20 Incredible Women in Technology Statistics for 2023

Technology may still be a male-dominated industry, but the number of women working in the field has slowly increased over the past few years. As an entrepreneurship consultant who assists startups and small businesses, I recognize the immense value diversity brings – better reflecting user needs, sparking innovation.

While historical biases contribute to low numbers of girls pursuing tech careers, promising initiatives now support the next generation. As the statistics below show, there is still a glaring gender gap in technology. However, coordinated efforts across the pipeline could see this gap narrow.

Let‘s analyze the key data points:

Snapshot of Women in Tech Roles

  • Only 24% of computing jobs are held by women, down from 37% in 1995 (Girls Who Code)
  • Just 17% of tech companies have a female CEO (StrongDM)
  • Women occupy 34.4% of positions at major tech firms like Google and Microsoft (LinkedIn)
  • Globally, the ratio of men to women in technology firms is around 3:1 (Deloitte)

Alarming Stats on Women of Color

  • Only 3% of women in tech are Black or African American (CIO)
  • Similarly low numbers for Hispanic and minority women
  • Just 9% of LGBTQ+ women say it‘s easy to thrive in tech (CIO)

STEM Education Gap

  • Only 18% of women complete tech bachelor‘s degrees in the US (GrepBeat)
  • But 74% of teenage girls now express interest in STEM fields (DataProt)

Shocking Pay and Retention Divide

  • In 2022, women in tech were paid 82% of what men earn (Pew Research Center)
  • 50% of women working in technology quit by age 35 (Technopedia)

Signs of Progress

  • Facebook‘s female workforce rose to 33.9% in 2022 (Womentech Network)
  • Coding camps for girls and mentorship networks grow every year

The Road Ahead

As a consultant who assists diverse leadership teams, I firmly believe technology companies reap immense rewards when they make diversity and inclusion a strategic priority.

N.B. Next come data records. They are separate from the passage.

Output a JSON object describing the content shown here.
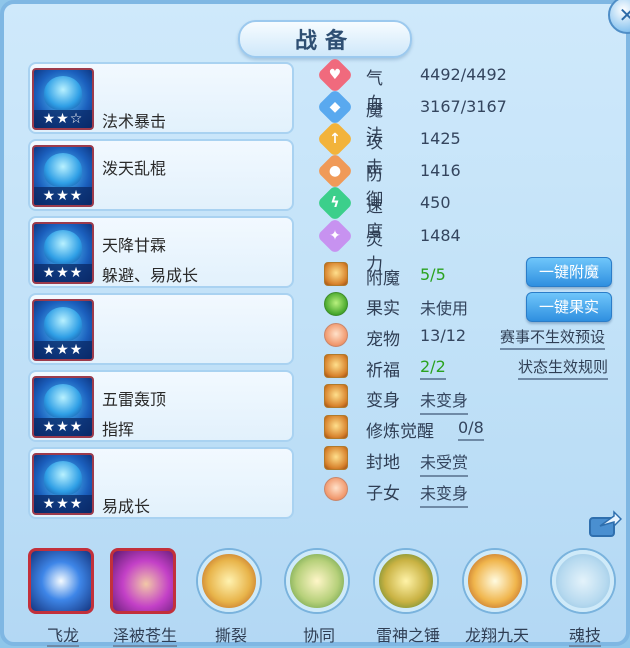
{
  "window": {
    "title": "战备"
  },
  "skills": [
    {
      "name": "法术暴击",
      "stars": "★★☆"
    },
    {
      "name": "泼天乱棍",
      "stars": "★★★"
    },
    {
      "name": "天降甘霖",
      "sub": "躲避、易成长",
      "stars": "★★★"
    },
    {
      "name": "",
      "stars": "★★★"
    },
    {
      "name": "五雷轰顶",
      "sub": "指挥",
      "stars": "★★★"
    },
    {
      "name": "易成长",
      "stars": "★★★"
    }
  ],
  "stats": [
    {
      "label": "气血",
      "value": "4492/4492",
      "color": "#f06a7d",
      "icon": "heart-icon"
    },
    {
      "label": "魔法",
      "value": "3167/3167",
      "color": "#59a9ef",
      "icon": "mana-icon"
    },
    {
      "label": "攻击",
      "value": "1425",
      "color": "#f2b33b",
      "icon": "sword-icon"
    },
    {
      "label": "防御",
      "value": "1416",
      "color": "#f09a58",
      "icon": "shield-icon"
    },
    {
      "label": "速度",
      "value": "450",
      "color": "#3ccf8b",
      "icon": "speed-icon"
    },
    {
      "label": "灵力",
      "value": "1484",
      "color": "#c792f0",
      "icon": "spirit-icon"
    }
  ],
  "attrs": {
    "fumo": {
      "label": "附魔",
      "value": "5/5"
    },
    "guoshi": {
      "label": "果实",
      "value": "未使用"
    },
    "chongwu": {
      "label": "宠物",
      "value": "13/12"
    },
    "qifu": {
      "label": "祈福",
      "value": "2/2"
    },
    "bianshen": {
      "label": "变身",
      "value": "未变身"
    },
    "xiulian": {
      "label": "修炼觉醒",
      "value": "0/8"
    },
    "fengdi": {
      "label": "封地",
      "value": "未受赏"
    },
    "zinv": {
      "label": "子女",
      "value": "未变身"
    }
  },
  "buttons": {
    "fumo": "一键附魔",
    "guoshi": "一键果实"
  },
  "links": {
    "preset": "赛事不生效预设",
    "rule": "状态生效规则"
  },
  "bottom_skills": [
    {
      "label": "飞龙"
    },
    {
      "label": "泽被苍生"
    },
    {
      "label": "撕裂"
    },
    {
      "label": "协同"
    },
    {
      "label": "雷神之锤"
    },
    {
      "label": "龙翔九天"
    },
    {
      "label": "魂技"
    }
  ]
}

Initiatives helping companies set representation targets, run pay audits and foster inclusive cultures are key to balancing the scales. Supporting girls in coding early on ensures we tap this talent.

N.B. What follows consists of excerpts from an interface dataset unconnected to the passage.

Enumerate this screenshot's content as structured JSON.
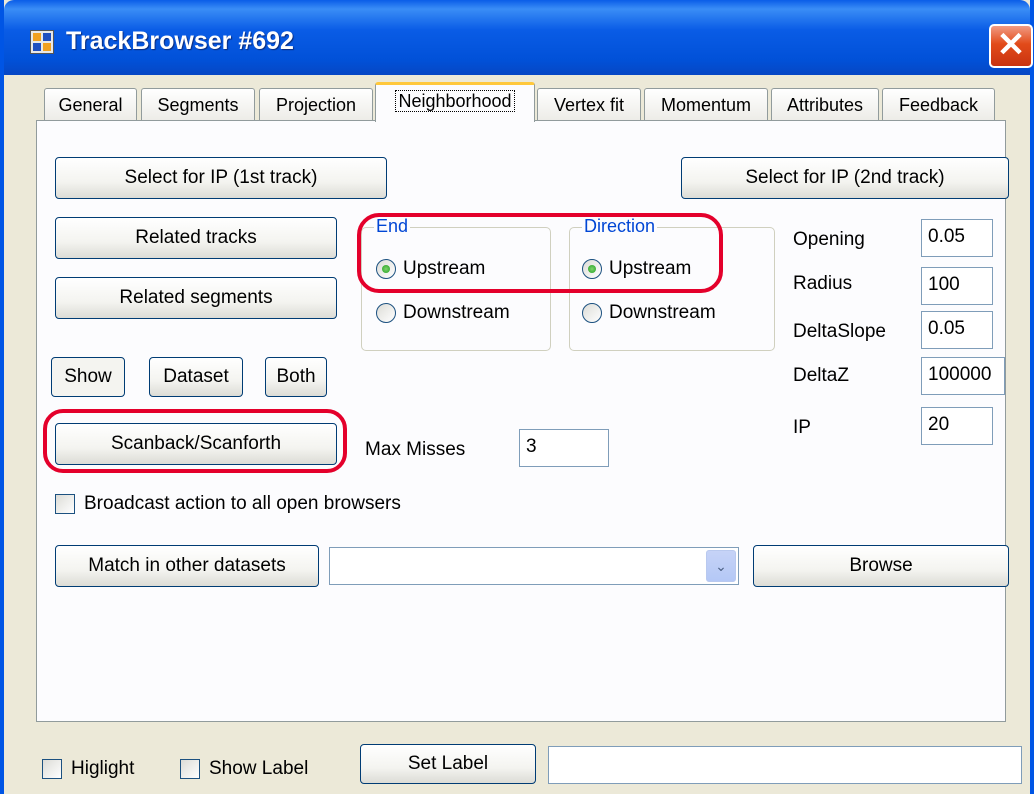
{
  "window": {
    "title": "TrackBrowser #692",
    "close_glyph": "✕"
  },
  "tabs": [
    "General",
    "Segments",
    "Projection",
    "Neighborhood",
    "Vertex fit",
    "Momentum",
    "Attributes",
    "Feedback"
  ],
  "active_tab": "Neighborhood",
  "buttons": {
    "select_ip_1": "Select for IP (1st track)",
    "select_ip_2": "Select for IP (2nd track)",
    "related_tracks": "Related tracks",
    "related_segments": "Related segments",
    "show": "Show",
    "dataset": "Dataset",
    "both": "Both",
    "scanback": "Scanback/Scanforth",
    "match_other": "Match in other datasets",
    "browse": "Browse",
    "set_label": "Set Label"
  },
  "end_group": {
    "legend": "End",
    "options": [
      "Upstream",
      "Downstream"
    ],
    "selected": "Upstream"
  },
  "direction_group": {
    "legend": "Direction",
    "options": [
      "Upstream",
      "Downstream"
    ],
    "selected": "Upstream"
  },
  "params": [
    {
      "label": "Opening",
      "value": "0.05"
    },
    {
      "label": "Radius",
      "value": "100"
    },
    {
      "label": "DeltaSlope",
      "value": "0.05"
    },
    {
      "label": "DeltaZ",
      "value": "100000"
    },
    {
      "label": "IP",
      "value": "20"
    }
  ],
  "max_misses": {
    "label": "Max Misses",
    "value": "3"
  },
  "broadcast": {
    "label": "Broadcast action to all open browsers",
    "checked": false
  },
  "dataset_combo": {
    "value": "",
    "arrow": "⌄"
  },
  "bottom": {
    "highlight_label": "Higlight",
    "show_label_label": "Show Label",
    "label_field": ""
  },
  "colors": {
    "title_bar": "#0a5ce6",
    "highlight_ring": "#e4002b",
    "group_legend": "#0046d5",
    "tab_active_border": "#ffc83c"
  },
  "icons": {
    "app": "app-window-icon",
    "close": "close-icon",
    "dropdown": "chevron-down-icon"
  }
}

Sustained focus across the pipeline is moving the needle for women in technology. And that benefits businesses and society as a whole. The future is undoubtedly female!

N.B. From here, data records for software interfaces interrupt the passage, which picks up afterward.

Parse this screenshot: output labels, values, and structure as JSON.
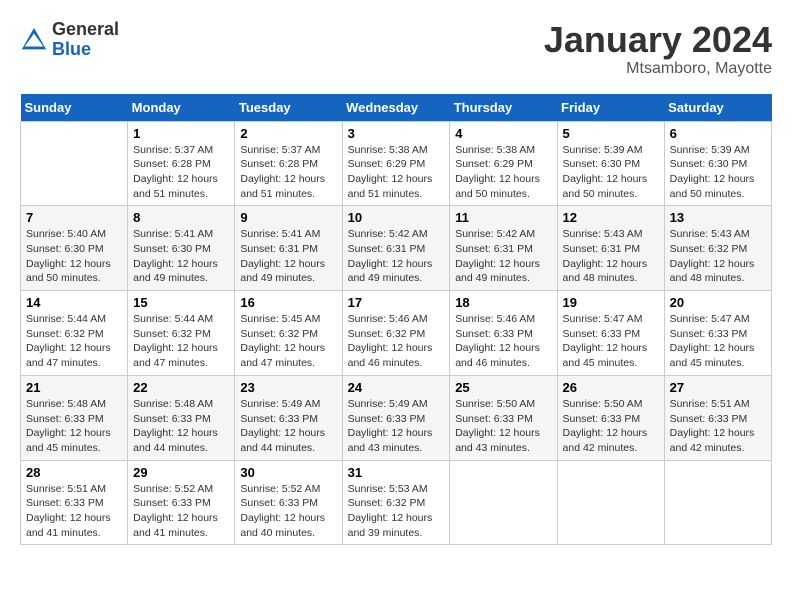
{
  "header": {
    "logo_general": "General",
    "logo_blue": "Blue",
    "month_title": "January 2024",
    "location": "Mtsamboro, Mayotte"
  },
  "calendar": {
    "columns": [
      "Sunday",
      "Monday",
      "Tuesday",
      "Wednesday",
      "Thursday",
      "Friday",
      "Saturday"
    ],
    "weeks": [
      [
        {
          "day": "",
          "info": ""
        },
        {
          "day": "1",
          "info": "Sunrise: 5:37 AM\nSunset: 6:28 PM\nDaylight: 12 hours\nand 51 minutes."
        },
        {
          "day": "2",
          "info": "Sunrise: 5:37 AM\nSunset: 6:28 PM\nDaylight: 12 hours\nand 51 minutes."
        },
        {
          "day": "3",
          "info": "Sunrise: 5:38 AM\nSunset: 6:29 PM\nDaylight: 12 hours\nand 51 minutes."
        },
        {
          "day": "4",
          "info": "Sunrise: 5:38 AM\nSunset: 6:29 PM\nDaylight: 12 hours\nand 50 minutes."
        },
        {
          "day": "5",
          "info": "Sunrise: 5:39 AM\nSunset: 6:30 PM\nDaylight: 12 hours\nand 50 minutes."
        },
        {
          "day": "6",
          "info": "Sunrise: 5:39 AM\nSunset: 6:30 PM\nDaylight: 12 hours\nand 50 minutes."
        }
      ],
      [
        {
          "day": "7",
          "info": "Sunrise: 5:40 AM\nSunset: 6:30 PM\nDaylight: 12 hours\nand 50 minutes."
        },
        {
          "day": "8",
          "info": "Sunrise: 5:41 AM\nSunset: 6:30 PM\nDaylight: 12 hours\nand 49 minutes."
        },
        {
          "day": "9",
          "info": "Sunrise: 5:41 AM\nSunset: 6:31 PM\nDaylight: 12 hours\nand 49 minutes."
        },
        {
          "day": "10",
          "info": "Sunrise: 5:42 AM\nSunset: 6:31 PM\nDaylight: 12 hours\nand 49 minutes."
        },
        {
          "day": "11",
          "info": "Sunrise: 5:42 AM\nSunset: 6:31 PM\nDaylight: 12 hours\nand 49 minutes."
        },
        {
          "day": "12",
          "info": "Sunrise: 5:43 AM\nSunset: 6:31 PM\nDaylight: 12 hours\nand 48 minutes."
        },
        {
          "day": "13",
          "info": "Sunrise: 5:43 AM\nSunset: 6:32 PM\nDaylight: 12 hours\nand 48 minutes."
        }
      ],
      [
        {
          "day": "14",
          "info": "Sunrise: 5:44 AM\nSunset: 6:32 PM\nDaylight: 12 hours\nand 47 minutes."
        },
        {
          "day": "15",
          "info": "Sunrise: 5:44 AM\nSunset: 6:32 PM\nDaylight: 12 hours\nand 47 minutes."
        },
        {
          "day": "16",
          "info": "Sunrise: 5:45 AM\nSunset: 6:32 PM\nDaylight: 12 hours\nand 47 minutes."
        },
        {
          "day": "17",
          "info": "Sunrise: 5:46 AM\nSunset: 6:32 PM\nDaylight: 12 hours\nand 46 minutes."
        },
        {
          "day": "18",
          "info": "Sunrise: 5:46 AM\nSunset: 6:33 PM\nDaylight: 12 hours\nand 46 minutes."
        },
        {
          "day": "19",
          "info": "Sunrise: 5:47 AM\nSunset: 6:33 PM\nDaylight: 12 hours\nand 45 minutes."
        },
        {
          "day": "20",
          "info": "Sunrise: 5:47 AM\nSunset: 6:33 PM\nDaylight: 12 hours\nand 45 minutes."
        }
      ],
      [
        {
          "day": "21",
          "info": "Sunrise: 5:48 AM\nSunset: 6:33 PM\nDaylight: 12 hours\nand 45 minutes."
        },
        {
          "day": "22",
          "info": "Sunrise: 5:48 AM\nSunset: 6:33 PM\nDaylight: 12 hours\nand 44 minutes."
        },
        {
          "day": "23",
          "info": "Sunrise: 5:49 AM\nSunset: 6:33 PM\nDaylight: 12 hours\nand 44 minutes."
        },
        {
          "day": "24",
          "info": "Sunrise: 5:49 AM\nSunset: 6:33 PM\nDaylight: 12 hours\nand 43 minutes."
        },
        {
          "day": "25",
          "info": "Sunrise: 5:50 AM\nSunset: 6:33 PM\nDaylight: 12 hours\nand 43 minutes."
        },
        {
          "day": "26",
          "info": "Sunrise: 5:50 AM\nSunset: 6:33 PM\nDaylight: 12 hours\nand 42 minutes."
        },
        {
          "day": "27",
          "info": "Sunrise: 5:51 AM\nSunset: 6:33 PM\nDaylight: 12 hours\nand 42 minutes."
        }
      ],
      [
        {
          "day": "28",
          "info": "Sunrise: 5:51 AM\nSunset: 6:33 PM\nDaylight: 12 hours\nand 41 minutes."
        },
        {
          "day": "29",
          "info": "Sunrise: 5:52 AM\nSunset: 6:33 PM\nDaylight: 12 hours\nand 41 minutes."
        },
        {
          "day": "30",
          "info": "Sunrise: 5:52 AM\nSunset: 6:33 PM\nDaylight: 12 hours\nand 40 minutes."
        },
        {
          "day": "31",
          "info": "Sunrise: 5:53 AM\nSunset: 6:32 PM\nDaylight: 12 hours\nand 39 minutes."
        },
        {
          "day": "",
          "info": ""
        },
        {
          "day": "",
          "info": ""
        },
        {
          "day": "",
          "info": ""
        }
      ]
    ]
  }
}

Data sourced from Girls Who Code, StrongDM, LinkedIn, Deloitte, CIO, GrepBeat, Technopedia, Womentech Network, DataProt, Pew Research Center.